How One Leader Infused His Fortune 500 Roles With Meaning
Trip Tripathy is a strategic and operational business leader with a wealth of experience, both in the US and globally. He has worked for Fortune 500 companies such as PepsiCo and Macy’s, most of the time in C-level roles. Following a childhood and early accounting career in India, Tripathy moved to the United States in the 1980’s. His story could be held up as a classic example of achieving the iconic American Dream.
How did he do it? According to Tripathy, his success has come down to one thing: chasing meaning.
“I use the word ‘meaningful’ a lot because that’s something I really believe in,” Tripathy said in a recent interview. “It’s important to do things that are meaningful to you, and to the people around you.”
That’s not to say the road hasn’t been paved with some challenges. After completing his degree at Texas Christian University in 1987, Tripathy found himself graduating into a failing economy.
“Everyone asks me, ‘Why TCU?’” Tripathy explained. “Well, the Texas economy at the time was booming. The Texas economy was in shambles two years later, 1987, [as a result of] the real estate

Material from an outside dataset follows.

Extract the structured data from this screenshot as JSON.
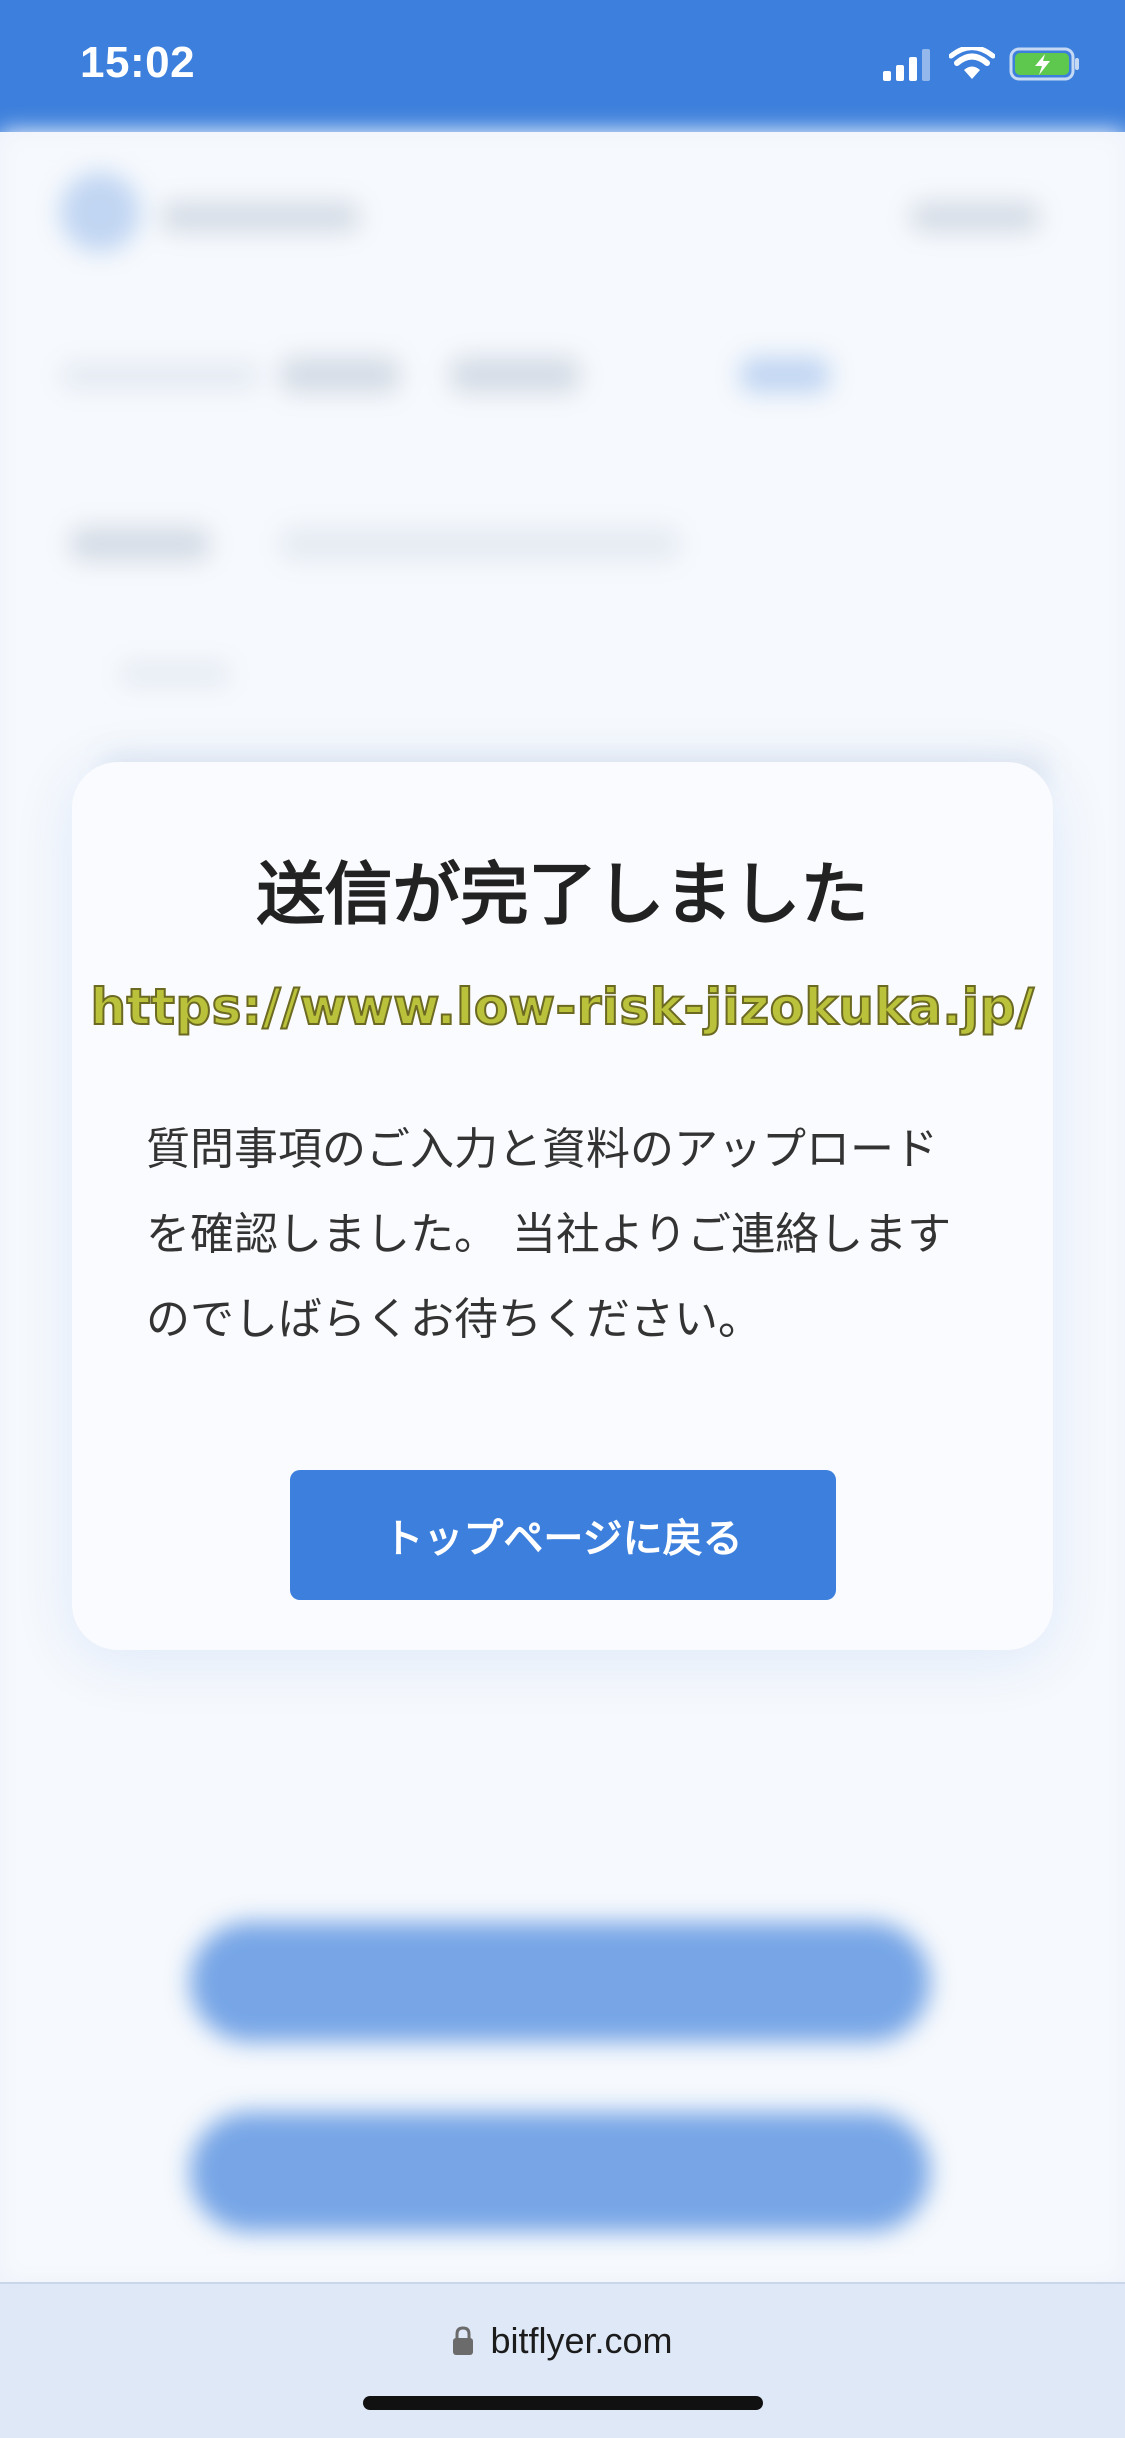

crisis, the savings and loan crisis, oil and gas. A lot of mess.”
But that unforeseen setback didn’t deter Tripathy. Rather, he forged ahead, consulting businesses on how to learn and bounce back from their own financial adversities.
“I joined PricewaterhouseCoopers in a new practice that dealt with business turnarounds, bankruptcies and commercial litigation. That was my first job in the United States,” Tripathy said. “I really had to roll up the sleeves, work with some very smart people. Work on helping businesses turn around and succeed, either by staying out of bankruptcy or going into bankruptcy.”
It was in that role Tripathy learned the two skills he says have been key to his success: listening to people and empathizing with them. Any personal financial gains were simply icing on the cake.
“One way to look at an opportunity like the one at Pricewaterhouse is to say, ‘Wow, what a great opportunity for me to do well and make lots of money.’ And that’s all true,” Tripathy said. “On the other hand, you’re a better consultant and professional If you have empathy for your clients and their situation. And it’s very satisfying and fulfilling if you’re actually able to help them.”
Looking at Tripathy’s ensuing career, one sees a clear pattern emerge: fearlessly following unexpected new career paths and using them as opportunities to add real value. Whether learning about how to make the perfect potato chip for Pepsi or delving into the intricacies of fabric inventory at The Limited, Tripathy embraced opportunities to learn. By doing so, he created a sense of meaning, and mission, for himself in every role. For example, bringing Lay’s, Cheetos, and Doritos products to the Egyptian market.
“You know, Frito-Lay has very high quality standards, and those standards don’t apply only in the United States, it applies globally. So, in order to launch Lay’s potato chips in Egypt, we had to make sure we had the right quality and type of potato. There’s a whole program, that takes almost three years, where we took seed potatoes from Greece. It’s a long process, but the net result is the perfect potato chip.”
But it wasn’t just about providing a new snacking experience to Egypt. Tripathy discovered how his role as a leader could impact and improve the lives of others.
“The team I was leading were all locals, all Egyptians. And many of them were excited to be working with an international company like PepsiCo. It was a bridge to building real careers for them within Egypt, or in the Middle East, or outside of the Middle East. One of the most satisfying things I would say about my career experiences has been helping people grow and develop.”
If Tripathy has one piece of career advice for those seeking to emulate him, it is not to limit yourself. Don’t fret over whether your experience will perfectly suit a new role, or whether a new role is the best career choice. As he puts it, “When you come to a fork in the road: take it!”
“There’s a learning curve every time you join a new company or industry. But I would say, even within the same industry, there’s going to be a learning curve,” Tripathy says. “When you join a new company, cultures differ. People differ. You have to earn your stripes, gain credibility before you can do things. That’s universal. It doesn’t matter where you’re coming from.”
Use that learning curve to your advantage. Lean into learning and empathizing. It’s likely what you learn will be more broadly transferrable than you may think.
“You get exposure to these skills, you learn them, you practice them, you make mistakes sometimes. But you keep sharpening the saw as you go along. If those are good skills and they’re proven to be good skills, then you should apply them to whatever business situation you’re in.”
And don’t focus on what you can get from other people to get ahead. Bring them on the journey with you.
“This idea that people report to you is never something that I’ve subscribed to, ever,” Tripathy says. “You’re working with people. You’re working towards a goal together. I think that’s so much more powerful. And meaningful, if I might say.”